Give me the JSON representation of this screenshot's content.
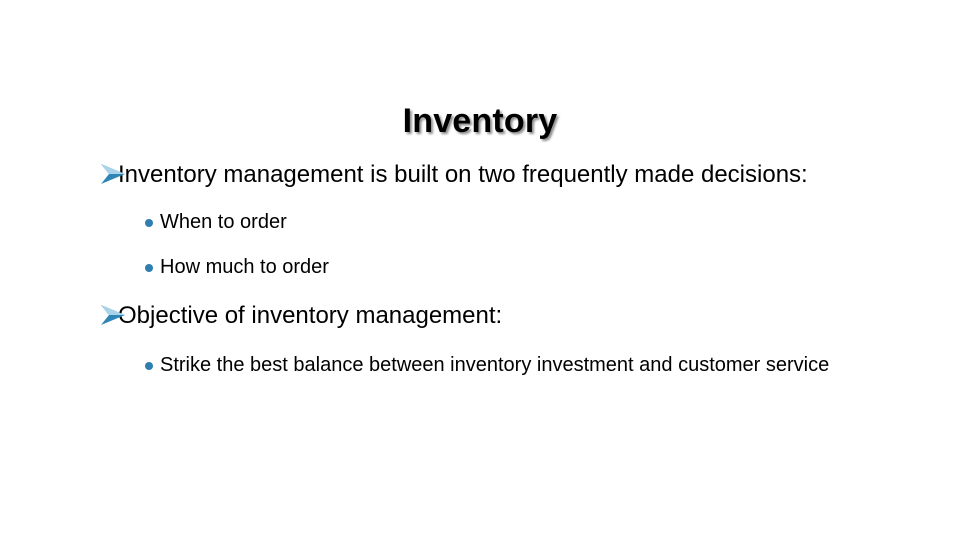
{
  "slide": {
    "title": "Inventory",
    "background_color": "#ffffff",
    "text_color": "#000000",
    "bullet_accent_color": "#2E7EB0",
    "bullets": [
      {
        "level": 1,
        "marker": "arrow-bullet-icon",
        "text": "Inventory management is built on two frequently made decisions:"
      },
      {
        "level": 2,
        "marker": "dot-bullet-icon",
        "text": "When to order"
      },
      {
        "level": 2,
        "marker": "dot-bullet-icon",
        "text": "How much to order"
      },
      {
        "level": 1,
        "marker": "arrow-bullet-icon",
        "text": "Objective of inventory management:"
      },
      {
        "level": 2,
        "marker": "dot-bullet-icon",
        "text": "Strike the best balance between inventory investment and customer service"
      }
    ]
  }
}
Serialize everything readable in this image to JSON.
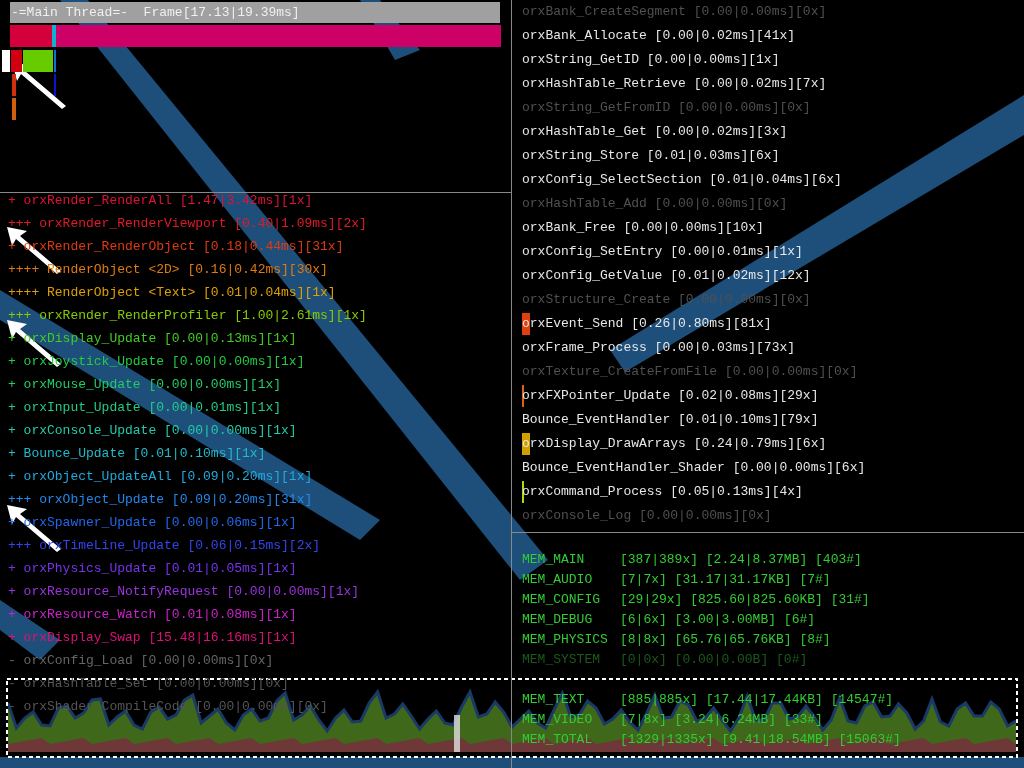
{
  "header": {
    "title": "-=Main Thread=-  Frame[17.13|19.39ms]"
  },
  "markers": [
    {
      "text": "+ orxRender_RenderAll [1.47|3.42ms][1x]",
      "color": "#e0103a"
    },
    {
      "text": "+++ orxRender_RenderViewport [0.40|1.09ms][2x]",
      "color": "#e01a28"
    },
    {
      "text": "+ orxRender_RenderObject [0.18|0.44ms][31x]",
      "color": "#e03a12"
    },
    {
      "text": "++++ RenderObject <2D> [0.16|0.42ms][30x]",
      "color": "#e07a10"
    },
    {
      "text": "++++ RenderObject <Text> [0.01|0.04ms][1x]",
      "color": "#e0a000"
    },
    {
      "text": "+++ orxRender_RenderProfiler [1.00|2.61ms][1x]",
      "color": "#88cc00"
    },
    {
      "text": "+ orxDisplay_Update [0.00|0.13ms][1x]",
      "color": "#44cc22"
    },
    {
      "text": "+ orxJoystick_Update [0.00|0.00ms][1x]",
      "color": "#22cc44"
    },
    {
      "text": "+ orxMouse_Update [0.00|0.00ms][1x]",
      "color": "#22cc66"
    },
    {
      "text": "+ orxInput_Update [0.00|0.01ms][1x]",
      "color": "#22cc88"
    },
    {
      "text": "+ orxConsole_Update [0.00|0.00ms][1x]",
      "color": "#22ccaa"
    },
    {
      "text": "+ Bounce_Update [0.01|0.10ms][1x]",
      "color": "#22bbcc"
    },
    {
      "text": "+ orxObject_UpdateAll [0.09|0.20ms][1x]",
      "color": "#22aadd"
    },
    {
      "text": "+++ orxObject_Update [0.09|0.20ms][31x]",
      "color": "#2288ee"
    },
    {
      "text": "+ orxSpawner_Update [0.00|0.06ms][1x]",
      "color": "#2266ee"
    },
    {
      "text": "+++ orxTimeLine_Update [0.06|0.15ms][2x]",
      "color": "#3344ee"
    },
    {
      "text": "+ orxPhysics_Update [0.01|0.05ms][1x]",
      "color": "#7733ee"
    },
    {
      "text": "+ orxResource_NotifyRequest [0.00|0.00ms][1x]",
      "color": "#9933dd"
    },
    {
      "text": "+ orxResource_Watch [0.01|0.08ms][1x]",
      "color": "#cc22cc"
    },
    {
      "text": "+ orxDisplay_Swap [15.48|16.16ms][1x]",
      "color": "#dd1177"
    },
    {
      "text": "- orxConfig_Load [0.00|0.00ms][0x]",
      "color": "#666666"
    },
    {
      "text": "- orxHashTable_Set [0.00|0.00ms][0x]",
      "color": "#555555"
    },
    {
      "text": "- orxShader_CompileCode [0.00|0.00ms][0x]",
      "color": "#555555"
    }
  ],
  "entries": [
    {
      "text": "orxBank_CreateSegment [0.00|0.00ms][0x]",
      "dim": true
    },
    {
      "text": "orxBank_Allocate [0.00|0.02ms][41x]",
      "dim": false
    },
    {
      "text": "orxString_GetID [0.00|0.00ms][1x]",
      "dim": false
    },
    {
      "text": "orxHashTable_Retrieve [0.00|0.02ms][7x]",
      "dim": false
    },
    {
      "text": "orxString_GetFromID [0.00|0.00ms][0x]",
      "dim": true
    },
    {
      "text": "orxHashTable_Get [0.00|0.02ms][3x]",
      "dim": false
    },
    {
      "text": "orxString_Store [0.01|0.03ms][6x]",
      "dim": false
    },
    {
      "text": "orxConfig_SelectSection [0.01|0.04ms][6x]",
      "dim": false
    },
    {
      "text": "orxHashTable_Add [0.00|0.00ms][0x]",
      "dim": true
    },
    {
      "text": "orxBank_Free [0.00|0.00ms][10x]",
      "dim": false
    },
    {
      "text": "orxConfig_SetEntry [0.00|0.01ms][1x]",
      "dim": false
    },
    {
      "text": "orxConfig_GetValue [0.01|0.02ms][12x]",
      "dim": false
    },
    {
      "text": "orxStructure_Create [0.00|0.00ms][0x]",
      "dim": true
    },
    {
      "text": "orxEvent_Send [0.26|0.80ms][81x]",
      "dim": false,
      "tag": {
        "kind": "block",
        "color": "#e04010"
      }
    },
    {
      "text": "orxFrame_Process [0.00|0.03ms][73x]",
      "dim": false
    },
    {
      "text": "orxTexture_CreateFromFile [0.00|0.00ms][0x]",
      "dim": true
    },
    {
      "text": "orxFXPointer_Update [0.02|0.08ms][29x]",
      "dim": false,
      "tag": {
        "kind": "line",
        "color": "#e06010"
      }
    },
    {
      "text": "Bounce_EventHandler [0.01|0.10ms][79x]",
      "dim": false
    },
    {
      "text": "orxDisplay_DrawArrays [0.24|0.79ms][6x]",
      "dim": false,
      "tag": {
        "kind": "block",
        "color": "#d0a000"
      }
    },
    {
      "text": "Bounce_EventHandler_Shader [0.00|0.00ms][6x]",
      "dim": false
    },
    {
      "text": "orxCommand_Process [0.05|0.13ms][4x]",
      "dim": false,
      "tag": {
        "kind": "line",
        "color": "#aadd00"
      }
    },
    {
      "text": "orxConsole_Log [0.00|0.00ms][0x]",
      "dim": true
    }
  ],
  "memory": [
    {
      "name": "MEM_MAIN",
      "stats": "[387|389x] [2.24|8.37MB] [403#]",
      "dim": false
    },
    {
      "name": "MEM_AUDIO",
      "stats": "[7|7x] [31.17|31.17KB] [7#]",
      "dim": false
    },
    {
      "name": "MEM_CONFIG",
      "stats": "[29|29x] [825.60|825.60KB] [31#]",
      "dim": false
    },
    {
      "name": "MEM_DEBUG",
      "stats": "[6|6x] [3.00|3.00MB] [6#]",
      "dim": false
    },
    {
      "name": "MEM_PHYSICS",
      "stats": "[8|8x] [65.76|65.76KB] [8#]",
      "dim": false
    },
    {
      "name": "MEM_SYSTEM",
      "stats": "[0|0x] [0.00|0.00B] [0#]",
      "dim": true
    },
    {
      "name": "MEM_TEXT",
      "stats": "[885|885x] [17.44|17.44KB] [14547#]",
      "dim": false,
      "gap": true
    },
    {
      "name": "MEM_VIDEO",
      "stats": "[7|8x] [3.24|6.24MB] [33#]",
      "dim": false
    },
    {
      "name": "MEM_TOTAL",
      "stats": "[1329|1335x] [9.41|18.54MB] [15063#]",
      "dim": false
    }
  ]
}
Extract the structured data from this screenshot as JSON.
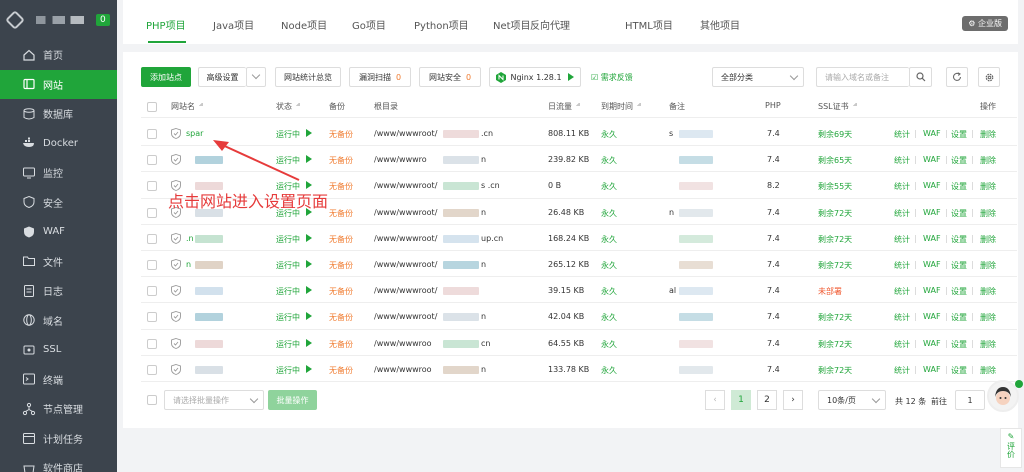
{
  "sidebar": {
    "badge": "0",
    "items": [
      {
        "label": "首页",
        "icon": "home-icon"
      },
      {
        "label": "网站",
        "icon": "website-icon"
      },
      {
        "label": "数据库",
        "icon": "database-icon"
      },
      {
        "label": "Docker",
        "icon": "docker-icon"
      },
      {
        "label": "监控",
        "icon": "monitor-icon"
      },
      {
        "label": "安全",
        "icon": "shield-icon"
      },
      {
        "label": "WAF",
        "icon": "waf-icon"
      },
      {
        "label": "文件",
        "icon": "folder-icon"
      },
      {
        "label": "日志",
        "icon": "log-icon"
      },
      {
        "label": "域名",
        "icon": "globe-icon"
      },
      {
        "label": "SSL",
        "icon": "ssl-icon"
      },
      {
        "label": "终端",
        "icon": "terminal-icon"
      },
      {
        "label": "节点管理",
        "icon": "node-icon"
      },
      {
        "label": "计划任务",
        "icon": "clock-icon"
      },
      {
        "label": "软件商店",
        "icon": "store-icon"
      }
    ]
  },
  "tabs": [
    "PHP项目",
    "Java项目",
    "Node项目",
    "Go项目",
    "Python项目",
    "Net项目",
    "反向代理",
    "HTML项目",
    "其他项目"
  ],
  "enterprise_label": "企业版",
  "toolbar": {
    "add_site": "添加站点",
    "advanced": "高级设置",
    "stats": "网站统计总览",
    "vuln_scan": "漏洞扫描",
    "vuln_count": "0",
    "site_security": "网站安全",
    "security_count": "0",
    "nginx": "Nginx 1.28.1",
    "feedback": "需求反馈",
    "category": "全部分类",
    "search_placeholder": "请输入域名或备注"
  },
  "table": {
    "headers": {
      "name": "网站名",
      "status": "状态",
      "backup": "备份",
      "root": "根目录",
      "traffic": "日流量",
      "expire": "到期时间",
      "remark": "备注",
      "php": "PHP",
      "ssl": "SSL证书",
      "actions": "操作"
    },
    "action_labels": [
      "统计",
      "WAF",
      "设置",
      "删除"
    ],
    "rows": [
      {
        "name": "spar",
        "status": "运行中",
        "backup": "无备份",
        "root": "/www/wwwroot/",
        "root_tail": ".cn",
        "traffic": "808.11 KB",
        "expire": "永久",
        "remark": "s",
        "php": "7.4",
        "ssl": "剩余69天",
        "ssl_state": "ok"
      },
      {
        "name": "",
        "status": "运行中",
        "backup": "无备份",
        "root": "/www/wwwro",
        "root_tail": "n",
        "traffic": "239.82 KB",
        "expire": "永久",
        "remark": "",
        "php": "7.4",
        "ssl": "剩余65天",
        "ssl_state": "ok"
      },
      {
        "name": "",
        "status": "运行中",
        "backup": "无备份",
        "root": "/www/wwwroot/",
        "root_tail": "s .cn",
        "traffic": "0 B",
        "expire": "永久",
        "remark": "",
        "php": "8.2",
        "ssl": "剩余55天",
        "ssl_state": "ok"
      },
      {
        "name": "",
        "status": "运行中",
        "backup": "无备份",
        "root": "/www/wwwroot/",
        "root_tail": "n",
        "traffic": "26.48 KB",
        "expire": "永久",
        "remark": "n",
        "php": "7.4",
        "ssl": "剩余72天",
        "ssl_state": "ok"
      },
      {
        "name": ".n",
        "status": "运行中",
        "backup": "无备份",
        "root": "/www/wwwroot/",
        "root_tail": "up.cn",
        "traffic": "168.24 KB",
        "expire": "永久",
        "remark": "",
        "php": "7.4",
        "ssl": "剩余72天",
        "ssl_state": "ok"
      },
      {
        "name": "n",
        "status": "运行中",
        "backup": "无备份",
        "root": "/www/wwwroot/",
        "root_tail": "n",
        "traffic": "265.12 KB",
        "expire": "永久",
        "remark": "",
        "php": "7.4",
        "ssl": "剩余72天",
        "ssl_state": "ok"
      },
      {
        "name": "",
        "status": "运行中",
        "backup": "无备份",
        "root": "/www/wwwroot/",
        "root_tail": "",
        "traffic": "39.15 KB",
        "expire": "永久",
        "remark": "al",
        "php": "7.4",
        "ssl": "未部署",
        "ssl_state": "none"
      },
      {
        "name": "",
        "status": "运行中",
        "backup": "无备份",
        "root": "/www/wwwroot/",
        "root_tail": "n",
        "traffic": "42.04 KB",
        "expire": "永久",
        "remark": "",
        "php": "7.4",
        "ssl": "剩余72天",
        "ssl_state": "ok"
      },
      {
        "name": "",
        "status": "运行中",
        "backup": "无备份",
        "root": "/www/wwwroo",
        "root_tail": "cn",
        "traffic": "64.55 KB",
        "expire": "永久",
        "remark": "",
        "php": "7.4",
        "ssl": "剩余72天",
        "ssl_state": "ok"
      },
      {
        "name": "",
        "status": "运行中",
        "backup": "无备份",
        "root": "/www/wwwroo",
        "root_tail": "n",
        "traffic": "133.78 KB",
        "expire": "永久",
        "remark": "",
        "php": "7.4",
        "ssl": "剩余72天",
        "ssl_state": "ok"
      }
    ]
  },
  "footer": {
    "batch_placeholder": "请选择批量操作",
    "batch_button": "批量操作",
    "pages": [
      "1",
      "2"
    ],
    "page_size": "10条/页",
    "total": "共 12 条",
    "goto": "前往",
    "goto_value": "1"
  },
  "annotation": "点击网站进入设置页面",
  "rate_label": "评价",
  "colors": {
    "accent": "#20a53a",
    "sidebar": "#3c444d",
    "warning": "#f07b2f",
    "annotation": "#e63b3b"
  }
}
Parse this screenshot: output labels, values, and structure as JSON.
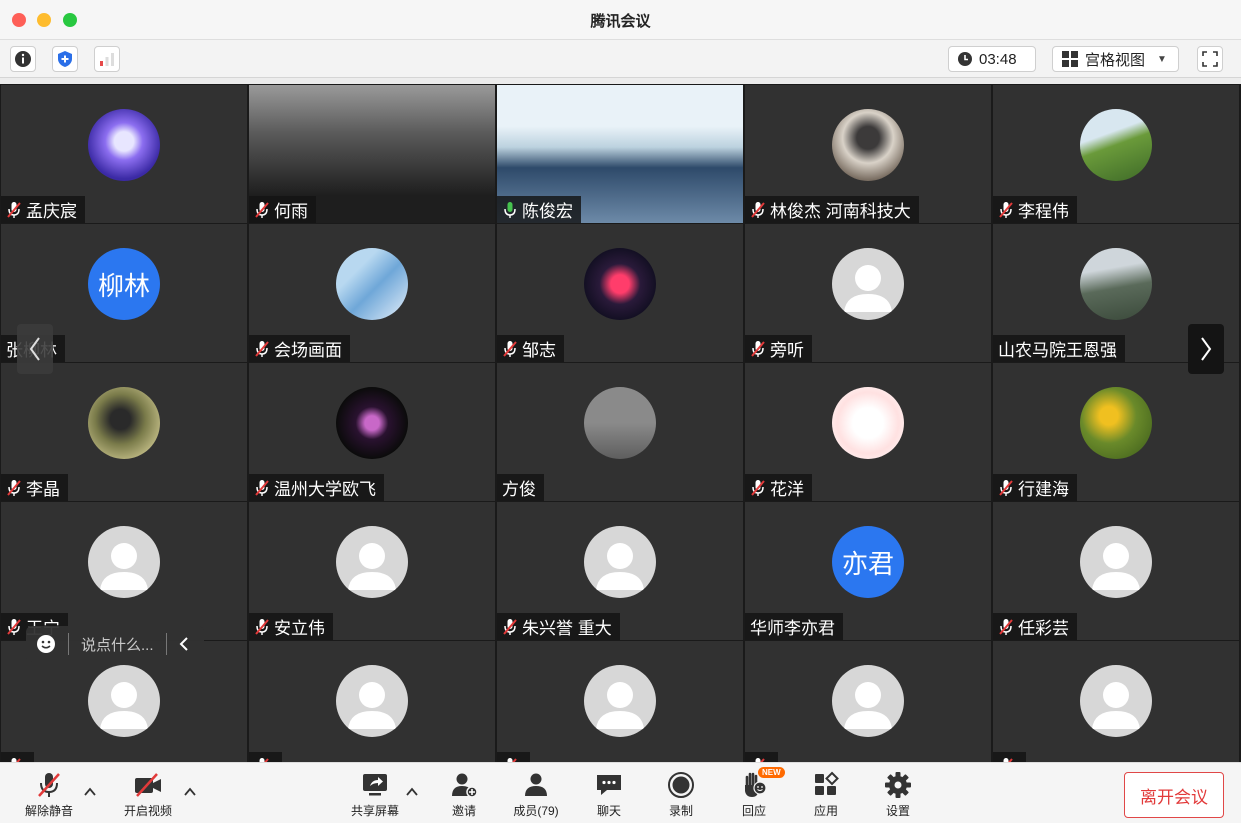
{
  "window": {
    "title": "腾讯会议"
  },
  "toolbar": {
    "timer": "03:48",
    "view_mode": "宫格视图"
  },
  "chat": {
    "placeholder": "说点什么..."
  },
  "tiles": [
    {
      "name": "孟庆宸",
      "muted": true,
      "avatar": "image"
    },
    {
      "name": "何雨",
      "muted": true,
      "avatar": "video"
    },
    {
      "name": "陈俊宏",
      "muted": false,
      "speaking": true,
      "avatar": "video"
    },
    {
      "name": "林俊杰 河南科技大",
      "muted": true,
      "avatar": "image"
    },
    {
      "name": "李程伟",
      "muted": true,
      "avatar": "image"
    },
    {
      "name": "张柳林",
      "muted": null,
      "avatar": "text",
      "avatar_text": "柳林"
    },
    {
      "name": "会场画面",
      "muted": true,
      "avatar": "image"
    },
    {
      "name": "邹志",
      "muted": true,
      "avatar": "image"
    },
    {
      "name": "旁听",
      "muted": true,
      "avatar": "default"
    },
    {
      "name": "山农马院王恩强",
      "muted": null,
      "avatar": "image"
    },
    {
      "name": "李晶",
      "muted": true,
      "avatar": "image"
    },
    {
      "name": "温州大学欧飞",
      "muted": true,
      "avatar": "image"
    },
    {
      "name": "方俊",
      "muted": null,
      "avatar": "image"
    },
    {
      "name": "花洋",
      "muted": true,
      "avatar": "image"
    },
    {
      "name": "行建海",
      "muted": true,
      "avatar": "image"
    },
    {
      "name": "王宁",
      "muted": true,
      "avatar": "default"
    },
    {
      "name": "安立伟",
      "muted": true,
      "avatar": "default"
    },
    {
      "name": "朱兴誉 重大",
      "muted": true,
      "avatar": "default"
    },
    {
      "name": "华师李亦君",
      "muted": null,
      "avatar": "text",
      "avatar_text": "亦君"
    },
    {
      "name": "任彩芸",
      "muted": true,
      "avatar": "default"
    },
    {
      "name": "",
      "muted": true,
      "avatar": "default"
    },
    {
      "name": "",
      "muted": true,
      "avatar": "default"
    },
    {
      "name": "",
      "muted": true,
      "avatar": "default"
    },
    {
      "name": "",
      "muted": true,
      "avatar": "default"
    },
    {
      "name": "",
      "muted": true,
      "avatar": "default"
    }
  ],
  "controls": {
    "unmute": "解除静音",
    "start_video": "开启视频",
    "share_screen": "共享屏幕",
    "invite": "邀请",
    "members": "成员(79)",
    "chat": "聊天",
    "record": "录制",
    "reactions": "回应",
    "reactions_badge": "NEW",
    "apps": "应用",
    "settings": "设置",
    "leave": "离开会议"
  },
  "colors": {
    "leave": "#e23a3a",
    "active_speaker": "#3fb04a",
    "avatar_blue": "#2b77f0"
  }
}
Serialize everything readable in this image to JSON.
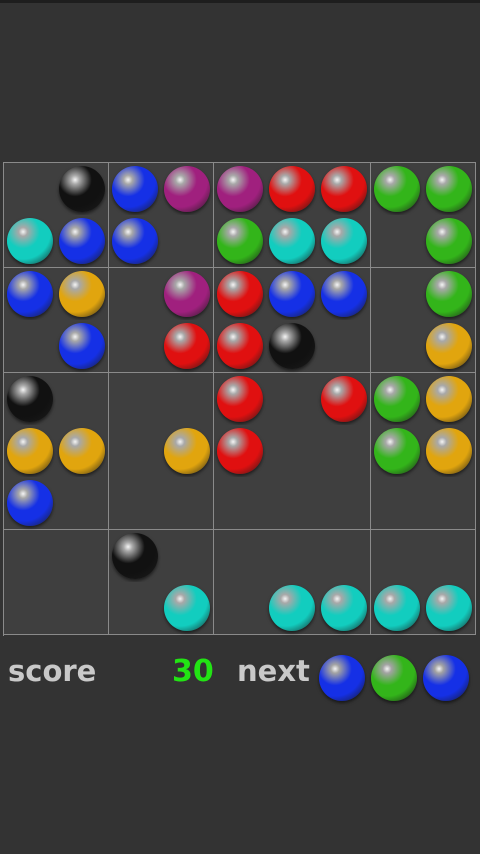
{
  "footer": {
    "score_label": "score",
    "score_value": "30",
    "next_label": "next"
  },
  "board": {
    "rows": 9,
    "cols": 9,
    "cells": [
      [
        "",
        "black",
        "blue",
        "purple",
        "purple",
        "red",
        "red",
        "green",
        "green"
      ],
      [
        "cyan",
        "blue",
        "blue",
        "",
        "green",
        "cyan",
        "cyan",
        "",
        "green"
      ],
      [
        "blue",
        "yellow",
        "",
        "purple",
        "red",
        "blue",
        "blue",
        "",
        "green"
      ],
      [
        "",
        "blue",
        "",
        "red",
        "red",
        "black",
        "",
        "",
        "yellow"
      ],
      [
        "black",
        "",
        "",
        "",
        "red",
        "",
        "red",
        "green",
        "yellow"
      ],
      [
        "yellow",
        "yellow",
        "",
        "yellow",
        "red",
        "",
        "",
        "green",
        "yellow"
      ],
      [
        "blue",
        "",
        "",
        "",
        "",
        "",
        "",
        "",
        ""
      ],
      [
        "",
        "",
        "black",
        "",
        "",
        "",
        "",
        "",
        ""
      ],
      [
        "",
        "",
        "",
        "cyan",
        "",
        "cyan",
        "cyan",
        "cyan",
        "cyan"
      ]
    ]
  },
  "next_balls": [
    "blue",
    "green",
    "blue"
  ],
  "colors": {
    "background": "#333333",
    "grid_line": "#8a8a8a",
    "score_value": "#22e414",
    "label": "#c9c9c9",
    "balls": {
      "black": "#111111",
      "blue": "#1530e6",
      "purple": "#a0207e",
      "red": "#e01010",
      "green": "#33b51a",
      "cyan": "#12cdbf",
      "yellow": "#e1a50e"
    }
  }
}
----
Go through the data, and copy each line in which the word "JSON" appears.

**Response:**
Give me the JSON representation of this screenshot's content.
Serialize everything readable in this image to JSON.
Extract the structured data from this screenshot as JSON.
Parse this screenshot: output labels, values, and structure as JSON.
Serialize everything readable in this image to JSON.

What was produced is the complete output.